* [Supplied records]:
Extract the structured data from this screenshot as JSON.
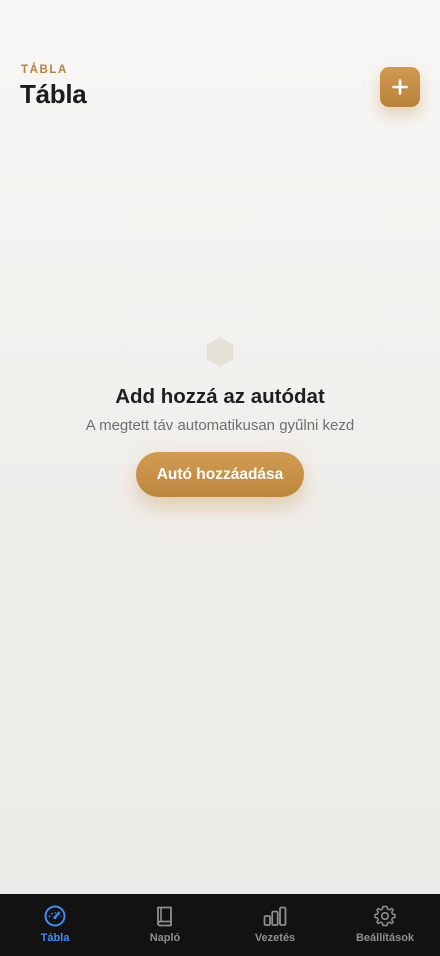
{
  "header": {
    "eyebrow": "TÁBLA",
    "title": "Tábla",
    "add_icon": "plus-icon"
  },
  "empty_state": {
    "icon": "hexagon-icon",
    "title": "Add hozzá az autódat",
    "subtitle": "A megtett táv automatikusan gyűlni kezd",
    "button_label": "Autó hozzáadása"
  },
  "tabbar": {
    "items": [
      {
        "label": "Tábla",
        "icon": "speedometer-icon",
        "active": true
      },
      {
        "label": "Napló",
        "icon": "book-icon",
        "active": false
      },
      {
        "label": "Vezetés",
        "icon": "bar-chart-icon",
        "active": false
      },
      {
        "label": "Beállítások",
        "icon": "gear-icon",
        "active": false
      }
    ]
  },
  "colors": {
    "accent": "#c48d44",
    "active_tab": "#3f8ef5",
    "inactive_tab": "#8e8e93",
    "tabbar_bg": "#121212"
  }
}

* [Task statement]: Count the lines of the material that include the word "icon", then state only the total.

* [Answer space]: 6